* **PROVIDED MATERIAL**:
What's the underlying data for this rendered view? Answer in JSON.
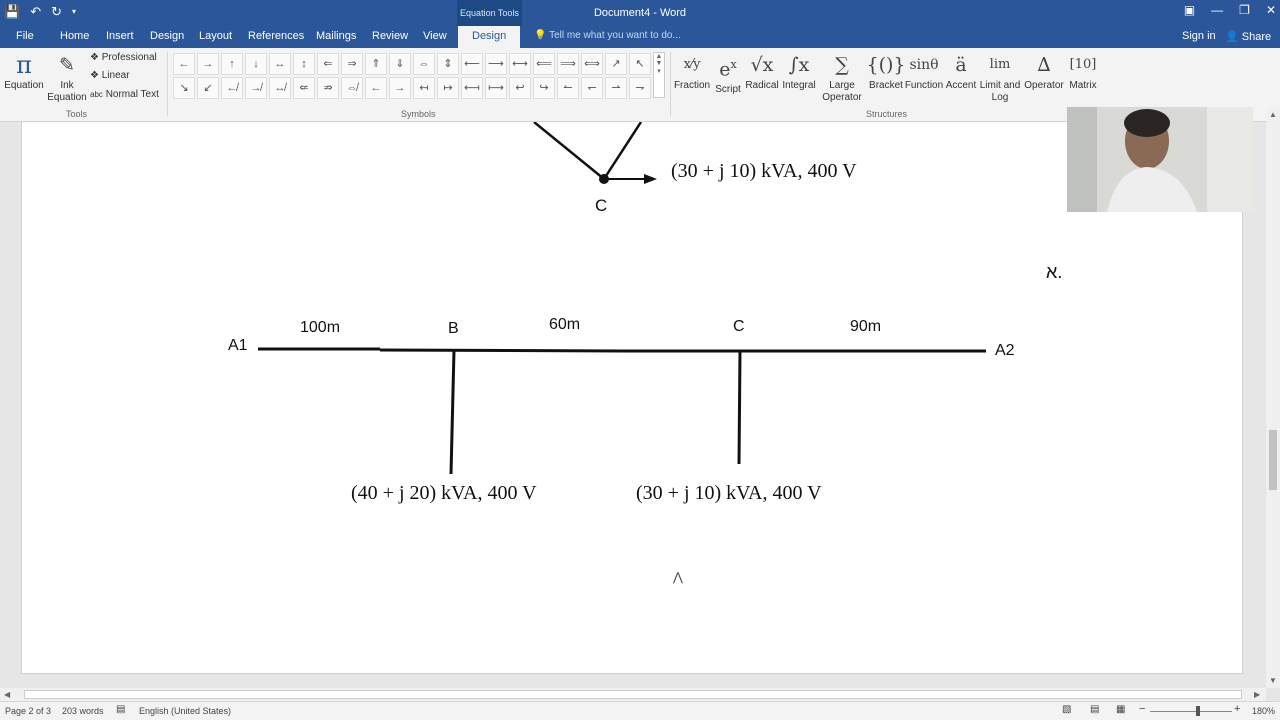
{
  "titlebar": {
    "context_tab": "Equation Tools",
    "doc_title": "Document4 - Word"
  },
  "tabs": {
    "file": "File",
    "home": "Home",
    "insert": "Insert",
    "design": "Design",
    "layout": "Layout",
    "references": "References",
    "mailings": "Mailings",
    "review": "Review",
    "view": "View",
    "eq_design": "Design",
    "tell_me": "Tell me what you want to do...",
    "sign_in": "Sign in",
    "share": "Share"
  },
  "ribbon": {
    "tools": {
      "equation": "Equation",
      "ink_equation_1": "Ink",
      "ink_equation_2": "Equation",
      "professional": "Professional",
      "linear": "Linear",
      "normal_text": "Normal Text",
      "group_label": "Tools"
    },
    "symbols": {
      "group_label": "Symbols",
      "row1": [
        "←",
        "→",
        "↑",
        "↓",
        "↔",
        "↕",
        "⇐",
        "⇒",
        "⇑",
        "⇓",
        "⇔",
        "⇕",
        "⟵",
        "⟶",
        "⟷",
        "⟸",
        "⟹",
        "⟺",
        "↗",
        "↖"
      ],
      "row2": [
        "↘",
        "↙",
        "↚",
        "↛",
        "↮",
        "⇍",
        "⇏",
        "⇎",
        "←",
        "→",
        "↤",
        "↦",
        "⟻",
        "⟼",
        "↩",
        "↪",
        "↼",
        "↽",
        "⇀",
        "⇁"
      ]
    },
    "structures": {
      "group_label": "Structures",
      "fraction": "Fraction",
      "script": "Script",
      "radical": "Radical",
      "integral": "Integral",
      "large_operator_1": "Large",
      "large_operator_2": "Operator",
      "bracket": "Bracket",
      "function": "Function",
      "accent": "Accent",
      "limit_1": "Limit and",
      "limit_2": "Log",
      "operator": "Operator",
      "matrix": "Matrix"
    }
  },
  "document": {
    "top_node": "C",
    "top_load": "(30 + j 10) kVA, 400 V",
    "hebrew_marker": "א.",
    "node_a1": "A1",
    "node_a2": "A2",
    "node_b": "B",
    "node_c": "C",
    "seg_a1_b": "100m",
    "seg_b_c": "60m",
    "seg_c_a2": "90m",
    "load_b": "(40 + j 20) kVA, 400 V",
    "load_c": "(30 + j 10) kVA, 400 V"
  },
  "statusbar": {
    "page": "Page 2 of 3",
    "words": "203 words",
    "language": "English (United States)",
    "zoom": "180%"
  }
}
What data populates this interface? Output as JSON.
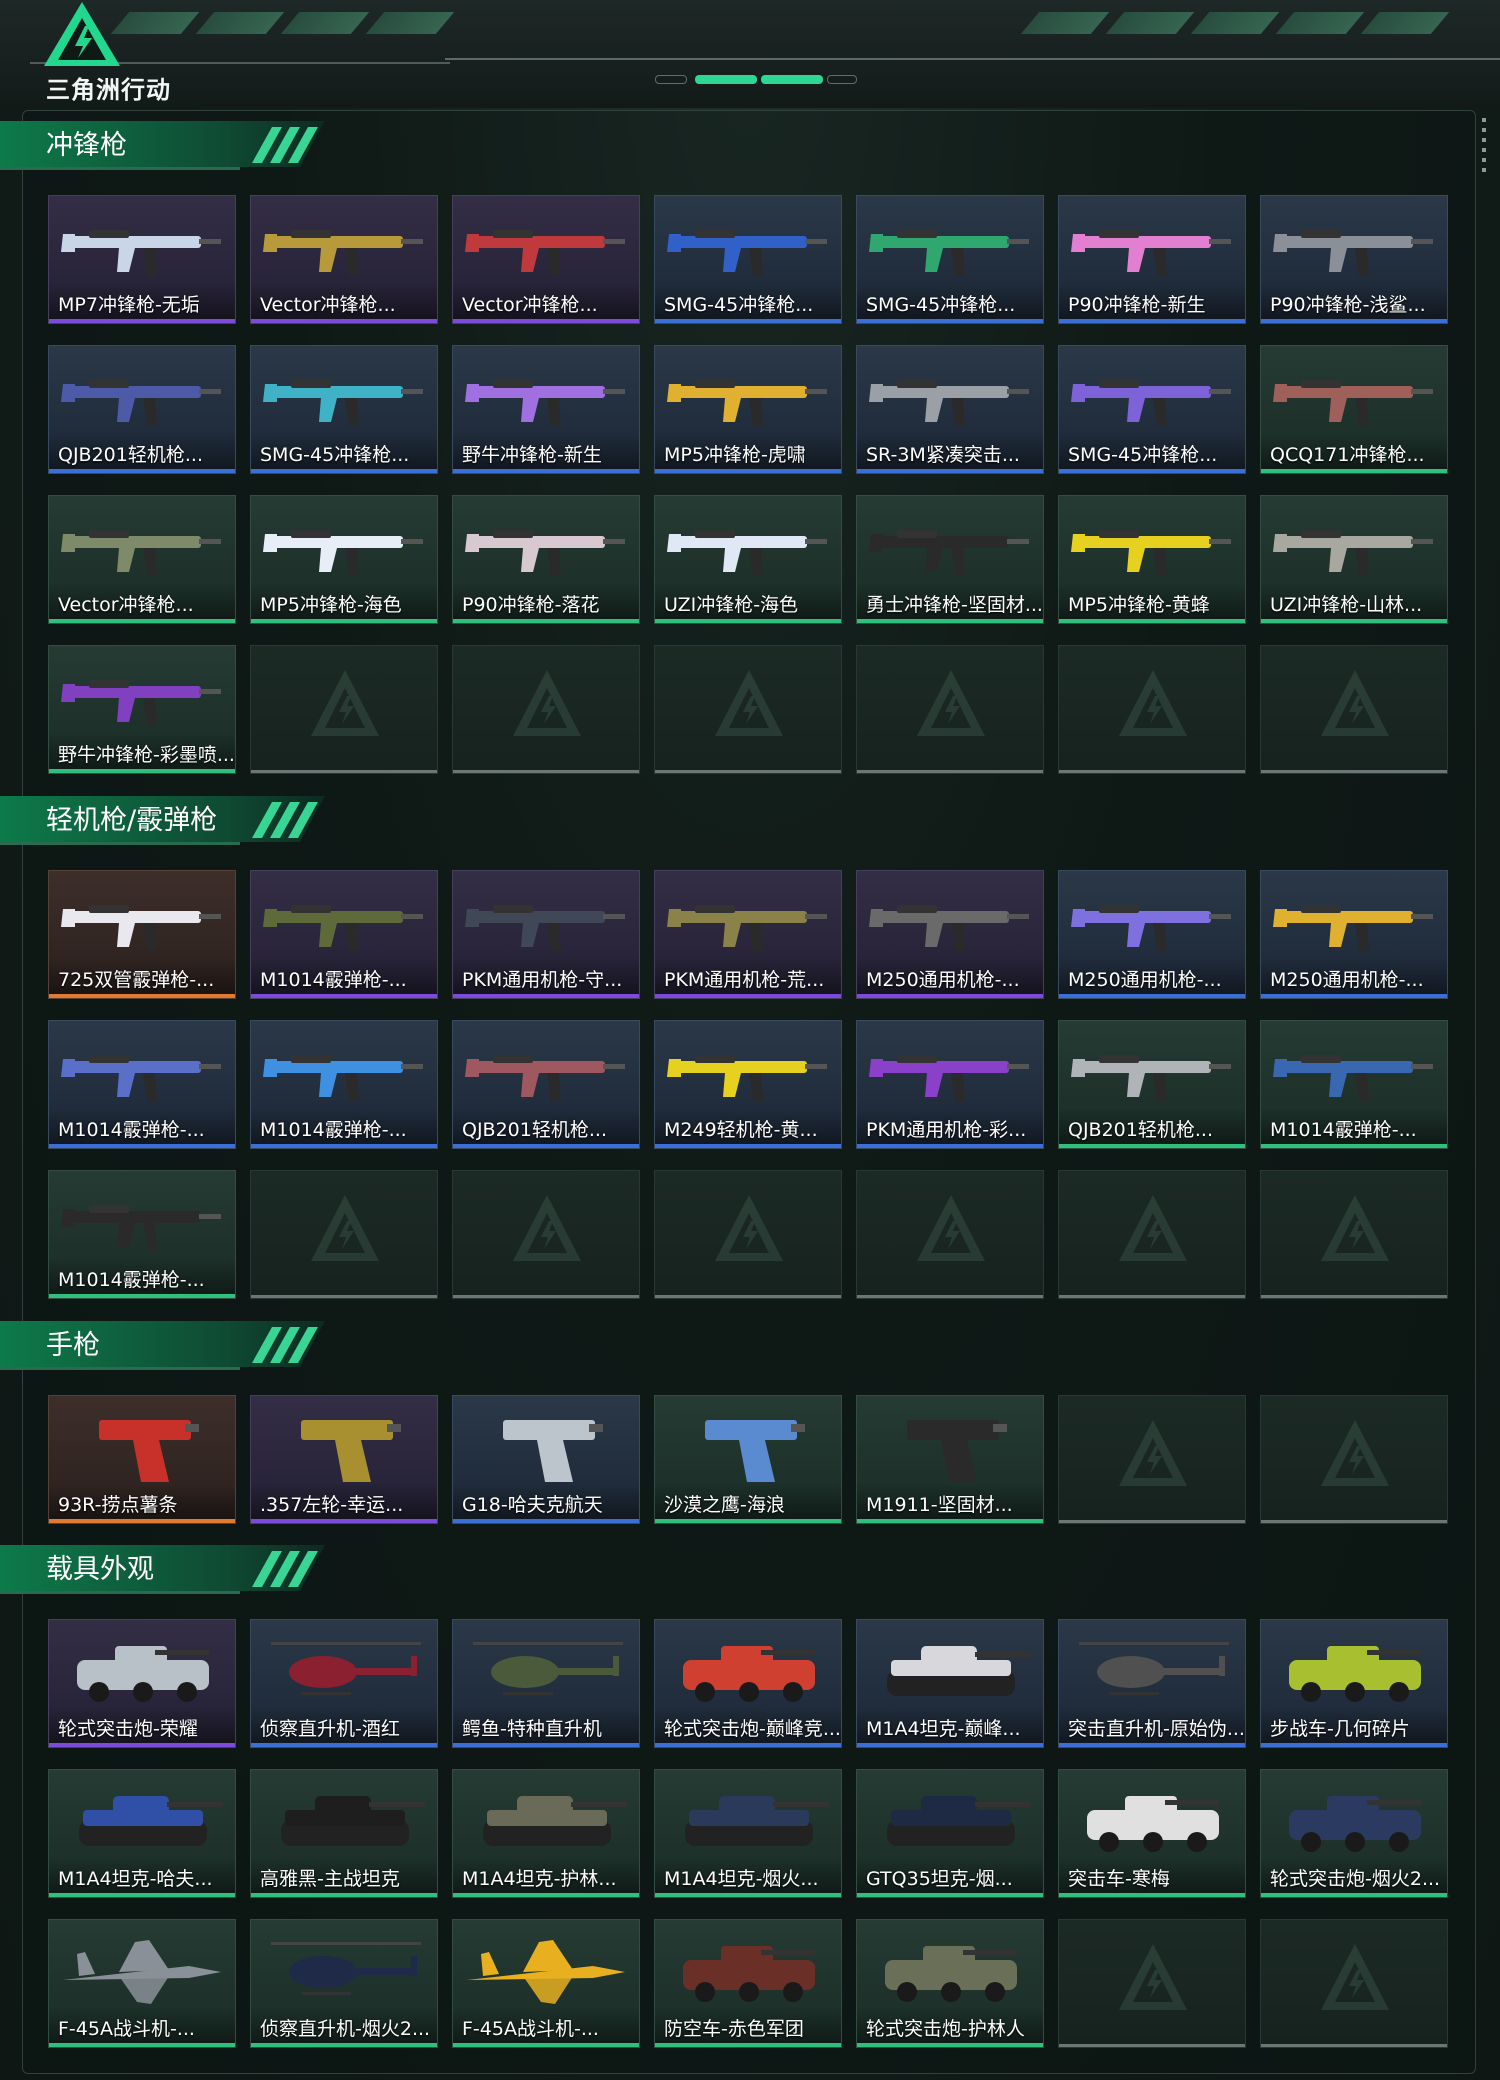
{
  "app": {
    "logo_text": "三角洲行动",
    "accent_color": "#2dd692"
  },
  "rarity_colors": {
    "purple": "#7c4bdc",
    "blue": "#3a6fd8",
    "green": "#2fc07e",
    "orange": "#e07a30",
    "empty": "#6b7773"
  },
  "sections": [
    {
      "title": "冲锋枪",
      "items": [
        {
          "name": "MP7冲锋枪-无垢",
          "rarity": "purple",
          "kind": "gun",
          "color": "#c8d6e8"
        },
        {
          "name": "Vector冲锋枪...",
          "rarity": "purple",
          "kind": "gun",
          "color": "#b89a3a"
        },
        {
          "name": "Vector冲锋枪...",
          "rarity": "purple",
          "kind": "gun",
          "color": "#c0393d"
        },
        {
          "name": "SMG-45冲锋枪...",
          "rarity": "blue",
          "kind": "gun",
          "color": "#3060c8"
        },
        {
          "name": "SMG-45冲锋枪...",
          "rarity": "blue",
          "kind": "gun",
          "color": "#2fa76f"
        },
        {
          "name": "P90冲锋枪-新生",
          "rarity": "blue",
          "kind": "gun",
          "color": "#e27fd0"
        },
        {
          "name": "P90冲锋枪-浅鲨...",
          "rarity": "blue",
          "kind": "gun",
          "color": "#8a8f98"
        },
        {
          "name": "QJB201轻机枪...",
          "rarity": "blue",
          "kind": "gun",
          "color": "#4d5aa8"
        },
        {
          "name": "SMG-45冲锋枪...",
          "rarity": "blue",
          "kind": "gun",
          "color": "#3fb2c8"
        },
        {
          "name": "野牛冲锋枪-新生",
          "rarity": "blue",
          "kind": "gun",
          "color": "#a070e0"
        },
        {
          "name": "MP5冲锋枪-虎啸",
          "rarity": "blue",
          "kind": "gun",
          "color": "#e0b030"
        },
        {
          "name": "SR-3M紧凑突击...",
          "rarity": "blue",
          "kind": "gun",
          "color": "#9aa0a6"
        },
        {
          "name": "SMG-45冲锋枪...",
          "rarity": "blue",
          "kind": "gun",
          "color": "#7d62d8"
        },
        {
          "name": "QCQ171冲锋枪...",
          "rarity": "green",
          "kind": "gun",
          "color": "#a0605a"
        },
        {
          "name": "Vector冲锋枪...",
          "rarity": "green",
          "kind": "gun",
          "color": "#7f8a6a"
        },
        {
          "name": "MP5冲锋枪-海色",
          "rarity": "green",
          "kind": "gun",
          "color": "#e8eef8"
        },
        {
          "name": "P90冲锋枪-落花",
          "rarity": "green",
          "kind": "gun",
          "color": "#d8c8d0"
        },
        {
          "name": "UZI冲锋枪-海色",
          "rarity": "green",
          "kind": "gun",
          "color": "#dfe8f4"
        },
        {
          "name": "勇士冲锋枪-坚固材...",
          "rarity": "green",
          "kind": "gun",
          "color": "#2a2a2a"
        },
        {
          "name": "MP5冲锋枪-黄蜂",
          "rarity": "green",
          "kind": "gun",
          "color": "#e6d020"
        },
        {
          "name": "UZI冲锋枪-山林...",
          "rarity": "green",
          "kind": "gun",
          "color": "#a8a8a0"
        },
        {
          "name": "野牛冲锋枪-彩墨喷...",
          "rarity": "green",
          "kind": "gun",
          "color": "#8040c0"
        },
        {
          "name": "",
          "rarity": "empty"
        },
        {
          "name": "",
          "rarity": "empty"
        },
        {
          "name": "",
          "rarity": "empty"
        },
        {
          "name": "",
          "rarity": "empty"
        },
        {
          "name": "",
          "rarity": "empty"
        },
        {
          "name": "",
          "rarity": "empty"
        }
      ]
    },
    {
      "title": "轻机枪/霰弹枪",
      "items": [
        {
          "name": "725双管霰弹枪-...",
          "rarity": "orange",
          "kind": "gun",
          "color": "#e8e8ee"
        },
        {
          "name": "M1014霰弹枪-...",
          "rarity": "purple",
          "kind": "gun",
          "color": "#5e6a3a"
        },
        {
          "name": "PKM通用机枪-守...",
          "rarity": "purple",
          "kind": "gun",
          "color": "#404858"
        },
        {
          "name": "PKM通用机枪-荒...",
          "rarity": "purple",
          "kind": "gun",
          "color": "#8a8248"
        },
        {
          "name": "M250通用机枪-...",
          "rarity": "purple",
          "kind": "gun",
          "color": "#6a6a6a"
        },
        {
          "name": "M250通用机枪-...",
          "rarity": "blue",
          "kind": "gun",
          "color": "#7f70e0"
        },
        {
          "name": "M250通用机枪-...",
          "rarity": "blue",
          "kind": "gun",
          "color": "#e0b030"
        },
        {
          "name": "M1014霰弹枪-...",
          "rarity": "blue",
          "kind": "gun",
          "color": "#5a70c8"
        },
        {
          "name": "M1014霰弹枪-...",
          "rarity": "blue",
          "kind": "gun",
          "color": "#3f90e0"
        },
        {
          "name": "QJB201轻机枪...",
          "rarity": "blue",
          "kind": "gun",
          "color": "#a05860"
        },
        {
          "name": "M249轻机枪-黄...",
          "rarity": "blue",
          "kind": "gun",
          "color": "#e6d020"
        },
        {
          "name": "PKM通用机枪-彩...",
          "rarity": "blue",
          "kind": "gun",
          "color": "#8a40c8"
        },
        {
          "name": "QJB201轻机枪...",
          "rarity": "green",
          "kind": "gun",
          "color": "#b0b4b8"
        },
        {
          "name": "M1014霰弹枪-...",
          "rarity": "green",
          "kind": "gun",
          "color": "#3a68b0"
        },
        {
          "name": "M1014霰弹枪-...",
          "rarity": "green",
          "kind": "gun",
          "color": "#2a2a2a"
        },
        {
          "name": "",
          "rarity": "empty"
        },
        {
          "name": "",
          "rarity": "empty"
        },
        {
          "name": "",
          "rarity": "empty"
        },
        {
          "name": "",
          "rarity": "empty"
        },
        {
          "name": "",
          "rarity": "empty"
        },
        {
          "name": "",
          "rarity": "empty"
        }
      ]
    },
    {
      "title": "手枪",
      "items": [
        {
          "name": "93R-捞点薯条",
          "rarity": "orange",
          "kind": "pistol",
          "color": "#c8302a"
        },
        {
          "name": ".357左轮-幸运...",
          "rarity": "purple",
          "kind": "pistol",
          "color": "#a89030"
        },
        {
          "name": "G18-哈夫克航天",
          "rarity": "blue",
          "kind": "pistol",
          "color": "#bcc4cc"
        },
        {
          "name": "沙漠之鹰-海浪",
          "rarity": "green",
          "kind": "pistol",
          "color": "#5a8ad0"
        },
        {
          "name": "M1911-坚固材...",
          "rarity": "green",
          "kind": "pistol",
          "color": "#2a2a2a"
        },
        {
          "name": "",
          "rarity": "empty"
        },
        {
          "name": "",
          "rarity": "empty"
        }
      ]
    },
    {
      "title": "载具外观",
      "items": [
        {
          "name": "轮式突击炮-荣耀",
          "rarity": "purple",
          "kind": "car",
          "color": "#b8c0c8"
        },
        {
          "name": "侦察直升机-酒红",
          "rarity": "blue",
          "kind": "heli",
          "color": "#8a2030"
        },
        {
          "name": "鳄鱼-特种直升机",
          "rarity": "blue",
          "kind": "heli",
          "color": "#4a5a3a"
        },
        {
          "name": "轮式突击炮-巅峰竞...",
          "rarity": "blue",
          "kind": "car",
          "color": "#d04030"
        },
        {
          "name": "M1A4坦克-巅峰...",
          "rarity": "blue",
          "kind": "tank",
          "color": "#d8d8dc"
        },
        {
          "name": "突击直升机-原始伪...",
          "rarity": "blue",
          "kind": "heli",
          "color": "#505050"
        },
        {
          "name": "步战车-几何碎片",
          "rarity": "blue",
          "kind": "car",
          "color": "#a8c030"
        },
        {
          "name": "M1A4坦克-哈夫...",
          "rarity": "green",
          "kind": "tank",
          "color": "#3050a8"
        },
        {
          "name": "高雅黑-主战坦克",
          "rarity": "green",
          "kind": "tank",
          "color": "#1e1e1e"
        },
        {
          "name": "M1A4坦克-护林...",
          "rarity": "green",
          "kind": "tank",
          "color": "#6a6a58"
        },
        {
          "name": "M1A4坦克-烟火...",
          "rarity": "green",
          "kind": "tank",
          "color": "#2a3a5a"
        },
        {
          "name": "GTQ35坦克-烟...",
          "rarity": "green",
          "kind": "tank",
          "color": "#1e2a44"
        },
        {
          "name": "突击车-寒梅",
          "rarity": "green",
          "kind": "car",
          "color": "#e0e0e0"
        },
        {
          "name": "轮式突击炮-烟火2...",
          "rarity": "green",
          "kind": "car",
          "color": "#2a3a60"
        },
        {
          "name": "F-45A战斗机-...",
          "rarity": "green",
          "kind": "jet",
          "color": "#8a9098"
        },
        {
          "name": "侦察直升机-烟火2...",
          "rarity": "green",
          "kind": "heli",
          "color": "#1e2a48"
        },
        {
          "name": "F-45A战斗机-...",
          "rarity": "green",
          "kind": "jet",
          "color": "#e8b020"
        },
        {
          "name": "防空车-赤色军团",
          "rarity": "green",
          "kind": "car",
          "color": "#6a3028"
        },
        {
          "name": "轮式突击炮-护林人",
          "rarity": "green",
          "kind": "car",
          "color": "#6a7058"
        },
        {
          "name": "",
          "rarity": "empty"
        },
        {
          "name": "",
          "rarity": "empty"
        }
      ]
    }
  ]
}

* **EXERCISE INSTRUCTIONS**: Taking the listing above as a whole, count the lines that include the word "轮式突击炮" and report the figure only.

* **TASK ANSWER**: 4